As the weather is cooling off, you are probably thinking about how you’ll take full advantage of your heating and cooling. After all, HVAC costs routinely add up to a significant chunk of your monthly electric bill. To try and find ways to save, some homeowners look closely at their thermostat. Could there be a setting they can use to increase efficiency?
The bulk of thermostats come with a ‘Fan’ or ‘Fan On’ setting. But if the fan is on during a typical cycle, what will the fan setting provide for your HVAC system? This guide will help. We’ll walk through what exactly the fan setting is and whether you can use it to cut costs during the summer or winter.
What Is the Fan Setting on My Thermostat?
For the bulk of thermostats, the fan setting means that the HVAC blower fan remains on. Certain furnaces will generate heat at a low level with this setting, but in most cases heating or cooling isn’t being generated. The ‘Auto’ setting, in contrast, will run the fan during a heating or cooling cycle and switch it off once the cycle is complete.
There are pros and cons to trying the fan setting on your thermostat, and the ideal option will depend on your distinct comfort requirements.
Advantages to utilizing the Fan/On setting:
- You can keep the temperature throughout your home more balanced by allowing the fan to keep circulating air.
- Indoor air quality should improve because steady airflow will keep moving airborne particles into the air filter.
- A smaller amount of start-stop cycles for the HVAC fan helps extend its life span. Because the air handler is usually a component of the furnace, this means you might minimize the risk of needing furnace repair.
Downsides to switching to the Fan/On setting:
- A continuous fan could raise your energy bills somewhat.
- Nonstop airflow may clog your air filter up more quickly, increasing the frequency you’ll need to replace it.
Should My Thermostat Be on Fan or Auto in Summer/Winter
Through the summer, warm air will sometimes linger in unfinished spaces such as the attic or an attached garage. If you use the fan setting, your HVAC system might gradually move this warm air into the rest of your home, pushing the HVAC system to work harder to maintain the desired temperature. In serious heat, this can result in needing AC repair more quickly as wear and tear grows.

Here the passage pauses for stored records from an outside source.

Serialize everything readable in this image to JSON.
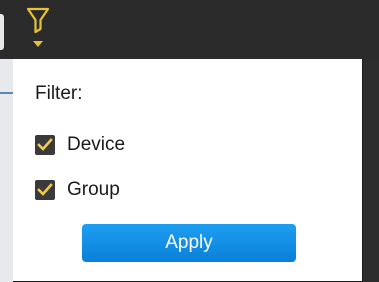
{
  "toolbar": {
    "filter_icon": "funnel-icon",
    "filter_icon_color": "#e7c13a"
  },
  "filter_panel": {
    "title": "Filter:",
    "options": [
      {
        "label": "Device",
        "checked": true
      },
      {
        "label": "Group",
        "checked": true
      }
    ],
    "apply_label": "Apply",
    "apply_color": "#1591e6",
    "checkbox_color": "#3a3a3a",
    "check_color": "#f2c94c"
  }
}
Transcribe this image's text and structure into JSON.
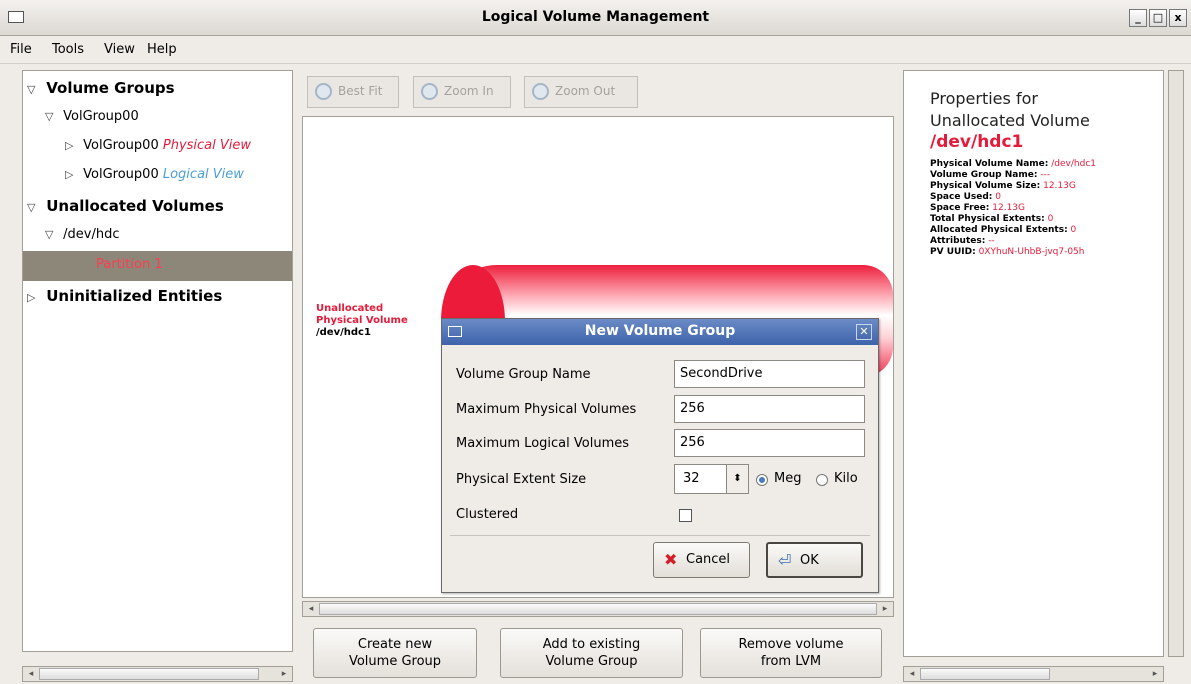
{
  "window": {
    "title": "Logical Volume Management",
    "buttons": [
      "_",
      "□",
      "x"
    ]
  },
  "menu": [
    "File",
    "Tools",
    "View",
    "Help"
  ],
  "tree": {
    "volume_groups": "Volume Groups",
    "volgroup": "VolGroup00",
    "physical_prefix": "VolGroup00",
    "physical_view": "Physical View",
    "logical_prefix": "VolGroup00",
    "logical_view": "Logical View",
    "unallocated": "Unallocated Volumes",
    "dev": "/dev/hdc",
    "partition": "Partition 1",
    "uninitialized": "Uninitialized Entities"
  },
  "toolbar": {
    "best_fit": "Best Fit",
    "zoom_in": "Zoom In",
    "zoom_out": "Zoom Out"
  },
  "canvas": {
    "label1": "Unallocated",
    "label2": "Physical Volume",
    "label3": "/dev/hdc1"
  },
  "actions": {
    "create": [
      "Create new",
      "Volume Group"
    ],
    "add": [
      "Add to existing",
      "Volume Group"
    ],
    "remove": [
      "Remove volume",
      "from LVM"
    ]
  },
  "properties": {
    "heading1": "Properties for",
    "heading2": "Unallocated Volume",
    "heading3": "/dev/hdc1",
    "rows": [
      {
        "k": "Physical Volume Name:",
        "v": "/dev/hdc1"
      },
      {
        "k": "Volume Group Name:",
        "v": "---"
      },
      {
        "k": "Physical Volume Size:",
        "v": "12.13G"
      },
      {
        "k": "Space Used:",
        "v": "0"
      },
      {
        "k": "Space Free:",
        "v": "12.13G"
      },
      {
        "k": "Total Physical Extents:",
        "v": "0"
      },
      {
        "k": "Allocated Physical Extents:",
        "v": "0"
      },
      {
        "k": "Attributes:",
        "v": "--"
      },
      {
        "k": "PV UUID:",
        "v": "0XYhuN-UhbB-jvq7-05h"
      }
    ]
  },
  "dialog": {
    "title": "New Volume Group",
    "vg_name_label": "Volume Group Name",
    "vg_name_value": "SecondDrive",
    "max_pv_label": "Maximum Physical Volumes",
    "max_pv_value": "256",
    "max_lv_label": "Maximum Logical Volumes",
    "max_lv_value": "256",
    "extent_label": "Physical Extent Size",
    "extent_value": "32",
    "unit_meg": "Meg",
    "unit_kilo": "Kilo",
    "unit_selected": "Meg",
    "clustered_label": "Clustered",
    "clustered_checked": false,
    "cancel": "Cancel",
    "ok": "OK"
  },
  "colors": {
    "accent_red": "#e41b3a",
    "accent_blue": "#4a9fd8",
    "dialog_title": "#3d63aa"
  }
}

The reverse can occur in the winter. Cooler spaces such as a basement will hold onto cooler air, which may eventually make its way into the rest of your home. Leaving the fan setting on will sometimes draw more cold air upward, increasing the amount of heating you need to remain warm.
If you’re still trying to determine if you should use the fan/on setting, don’t forget that every home and family’s comfort needs will vary. Leaving the HVAC system’s fan on could be best for you if:
Someone in your household suffers from allergies. Allergies and other respiratory conditions can be tough on the family. Leaving the fan on can help to increase indoor air quality, helping your family breathe easier.
Your home deals with hot and cold spots. Lots of homes wrestle with difficult hot and cold spots that quickly shift to a temperature different from the rest of the house. The fan setting should help lessen these changes by consistently refreshing each room’s ventilation.